Look for the word "subtitle" in the data below, and copy every line that holds it.

■ ■ ■

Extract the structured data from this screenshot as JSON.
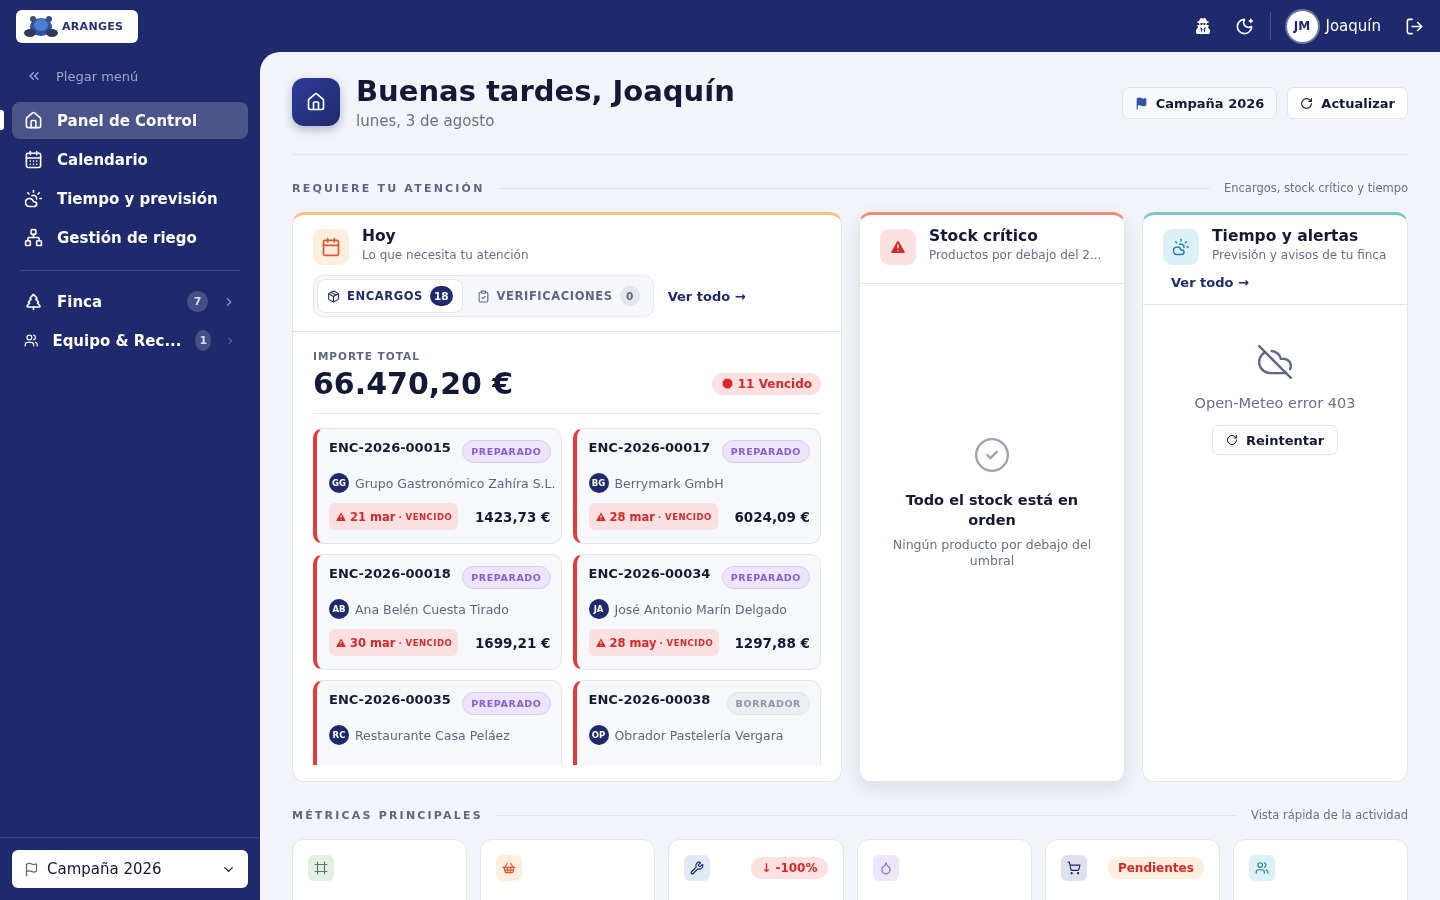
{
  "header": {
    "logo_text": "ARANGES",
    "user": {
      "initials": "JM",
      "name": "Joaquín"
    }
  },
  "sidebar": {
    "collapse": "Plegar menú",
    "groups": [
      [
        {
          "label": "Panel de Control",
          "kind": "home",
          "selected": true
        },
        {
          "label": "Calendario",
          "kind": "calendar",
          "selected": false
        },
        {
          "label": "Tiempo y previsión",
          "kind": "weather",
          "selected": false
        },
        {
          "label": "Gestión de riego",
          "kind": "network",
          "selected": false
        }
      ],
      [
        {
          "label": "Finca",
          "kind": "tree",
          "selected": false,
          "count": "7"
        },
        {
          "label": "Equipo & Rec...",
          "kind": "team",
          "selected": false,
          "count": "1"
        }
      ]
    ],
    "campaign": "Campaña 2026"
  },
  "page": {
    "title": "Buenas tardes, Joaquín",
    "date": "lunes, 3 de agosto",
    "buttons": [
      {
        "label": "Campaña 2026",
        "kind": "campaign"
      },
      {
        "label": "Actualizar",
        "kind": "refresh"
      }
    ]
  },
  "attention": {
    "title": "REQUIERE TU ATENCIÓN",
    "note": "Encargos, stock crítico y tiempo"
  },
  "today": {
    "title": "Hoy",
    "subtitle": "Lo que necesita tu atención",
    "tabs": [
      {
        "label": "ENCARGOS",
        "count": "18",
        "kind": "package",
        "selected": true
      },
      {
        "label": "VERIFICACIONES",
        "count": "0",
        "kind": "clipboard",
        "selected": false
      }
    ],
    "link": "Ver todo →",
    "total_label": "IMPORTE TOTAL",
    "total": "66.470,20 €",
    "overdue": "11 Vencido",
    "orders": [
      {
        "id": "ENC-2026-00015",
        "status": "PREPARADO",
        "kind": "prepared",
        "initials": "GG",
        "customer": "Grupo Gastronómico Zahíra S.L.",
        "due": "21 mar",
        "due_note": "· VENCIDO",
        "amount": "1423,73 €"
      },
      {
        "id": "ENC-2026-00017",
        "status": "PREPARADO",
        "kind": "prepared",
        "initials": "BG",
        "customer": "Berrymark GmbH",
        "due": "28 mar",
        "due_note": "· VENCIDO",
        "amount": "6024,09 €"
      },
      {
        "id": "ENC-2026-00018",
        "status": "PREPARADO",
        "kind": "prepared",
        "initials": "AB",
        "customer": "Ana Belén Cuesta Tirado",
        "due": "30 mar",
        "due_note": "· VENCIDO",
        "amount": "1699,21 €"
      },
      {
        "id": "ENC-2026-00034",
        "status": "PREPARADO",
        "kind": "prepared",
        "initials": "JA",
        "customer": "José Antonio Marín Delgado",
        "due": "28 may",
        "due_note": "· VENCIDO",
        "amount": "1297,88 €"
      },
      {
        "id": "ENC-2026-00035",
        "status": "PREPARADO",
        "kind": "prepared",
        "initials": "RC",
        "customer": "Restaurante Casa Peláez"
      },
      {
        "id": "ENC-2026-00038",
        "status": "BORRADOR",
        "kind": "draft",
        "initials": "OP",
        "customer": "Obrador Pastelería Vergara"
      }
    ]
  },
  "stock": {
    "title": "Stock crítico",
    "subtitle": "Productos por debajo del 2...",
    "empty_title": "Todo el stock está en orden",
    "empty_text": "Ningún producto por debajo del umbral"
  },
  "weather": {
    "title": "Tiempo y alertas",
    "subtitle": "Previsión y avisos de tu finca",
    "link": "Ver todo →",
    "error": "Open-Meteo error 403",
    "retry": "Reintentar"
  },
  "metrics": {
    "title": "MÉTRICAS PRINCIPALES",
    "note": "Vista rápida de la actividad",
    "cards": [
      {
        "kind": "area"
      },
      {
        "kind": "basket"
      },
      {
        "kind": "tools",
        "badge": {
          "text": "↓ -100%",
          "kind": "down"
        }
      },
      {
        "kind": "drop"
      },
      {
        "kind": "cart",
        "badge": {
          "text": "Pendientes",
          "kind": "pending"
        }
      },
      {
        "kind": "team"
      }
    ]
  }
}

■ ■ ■

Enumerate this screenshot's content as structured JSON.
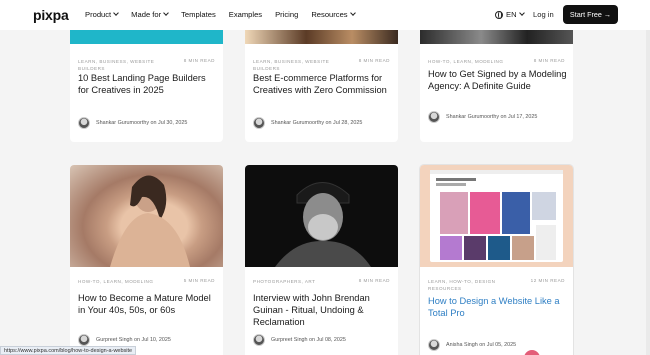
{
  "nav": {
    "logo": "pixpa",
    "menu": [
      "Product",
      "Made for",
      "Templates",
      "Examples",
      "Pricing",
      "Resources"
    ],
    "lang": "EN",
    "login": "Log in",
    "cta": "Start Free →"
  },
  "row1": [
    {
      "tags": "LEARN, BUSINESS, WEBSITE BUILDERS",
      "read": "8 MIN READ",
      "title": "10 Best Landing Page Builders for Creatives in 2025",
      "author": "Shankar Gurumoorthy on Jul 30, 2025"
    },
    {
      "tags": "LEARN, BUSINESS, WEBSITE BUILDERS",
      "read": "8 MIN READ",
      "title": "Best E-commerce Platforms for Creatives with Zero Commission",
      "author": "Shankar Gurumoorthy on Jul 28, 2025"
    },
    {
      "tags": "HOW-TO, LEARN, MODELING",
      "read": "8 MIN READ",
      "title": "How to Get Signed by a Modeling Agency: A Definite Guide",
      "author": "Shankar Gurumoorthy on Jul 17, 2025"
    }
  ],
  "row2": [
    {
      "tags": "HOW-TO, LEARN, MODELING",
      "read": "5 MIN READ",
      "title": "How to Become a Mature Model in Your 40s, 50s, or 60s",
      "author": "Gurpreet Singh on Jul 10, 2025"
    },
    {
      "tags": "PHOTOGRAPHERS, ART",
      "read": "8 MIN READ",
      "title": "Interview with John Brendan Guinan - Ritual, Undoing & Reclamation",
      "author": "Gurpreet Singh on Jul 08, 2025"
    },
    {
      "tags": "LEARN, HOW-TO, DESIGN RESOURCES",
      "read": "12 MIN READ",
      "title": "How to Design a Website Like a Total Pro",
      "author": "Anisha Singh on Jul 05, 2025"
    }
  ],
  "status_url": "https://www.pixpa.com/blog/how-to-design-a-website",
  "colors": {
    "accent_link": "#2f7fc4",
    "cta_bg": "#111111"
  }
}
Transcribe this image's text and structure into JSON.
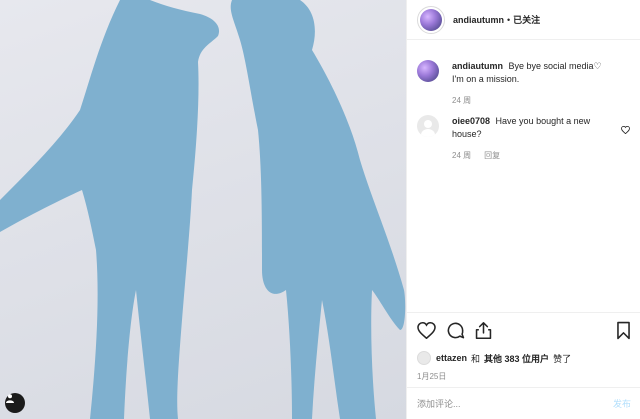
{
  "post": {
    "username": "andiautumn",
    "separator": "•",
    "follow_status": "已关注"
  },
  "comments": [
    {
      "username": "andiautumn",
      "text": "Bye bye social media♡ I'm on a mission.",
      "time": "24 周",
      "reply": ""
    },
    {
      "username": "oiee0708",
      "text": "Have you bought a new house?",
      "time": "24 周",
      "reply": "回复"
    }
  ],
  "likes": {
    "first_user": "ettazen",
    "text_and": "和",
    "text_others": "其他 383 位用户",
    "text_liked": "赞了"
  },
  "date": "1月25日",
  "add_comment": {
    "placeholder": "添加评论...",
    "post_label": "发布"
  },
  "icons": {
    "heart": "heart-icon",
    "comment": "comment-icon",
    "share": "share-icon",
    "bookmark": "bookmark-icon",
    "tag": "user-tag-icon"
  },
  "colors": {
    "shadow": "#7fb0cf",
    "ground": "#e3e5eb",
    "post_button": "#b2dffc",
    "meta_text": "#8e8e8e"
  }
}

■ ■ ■

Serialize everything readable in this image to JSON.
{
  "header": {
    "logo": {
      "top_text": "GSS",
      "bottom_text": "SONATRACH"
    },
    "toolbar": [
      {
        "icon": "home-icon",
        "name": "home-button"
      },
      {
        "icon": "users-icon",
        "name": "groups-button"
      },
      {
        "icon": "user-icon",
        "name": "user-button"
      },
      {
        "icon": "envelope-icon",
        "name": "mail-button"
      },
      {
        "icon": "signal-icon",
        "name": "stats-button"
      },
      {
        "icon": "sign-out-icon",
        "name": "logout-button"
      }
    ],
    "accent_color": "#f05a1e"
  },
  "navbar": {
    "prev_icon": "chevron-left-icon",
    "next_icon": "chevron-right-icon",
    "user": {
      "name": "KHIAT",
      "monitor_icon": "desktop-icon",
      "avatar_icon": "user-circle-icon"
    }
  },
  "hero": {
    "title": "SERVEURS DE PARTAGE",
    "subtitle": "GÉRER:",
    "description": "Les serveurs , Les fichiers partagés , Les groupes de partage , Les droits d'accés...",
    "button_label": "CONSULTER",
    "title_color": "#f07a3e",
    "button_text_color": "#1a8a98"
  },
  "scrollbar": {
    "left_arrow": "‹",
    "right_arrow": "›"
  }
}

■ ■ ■

• **ANSWER SECTION**
    "subtitle": "Lo que necesita tu atención",
    "subtitle": "Productos por debajo del 2...",
    "subtitle": "Previsión y avisos de tu finca",
    "subtitle": "GÉRER:",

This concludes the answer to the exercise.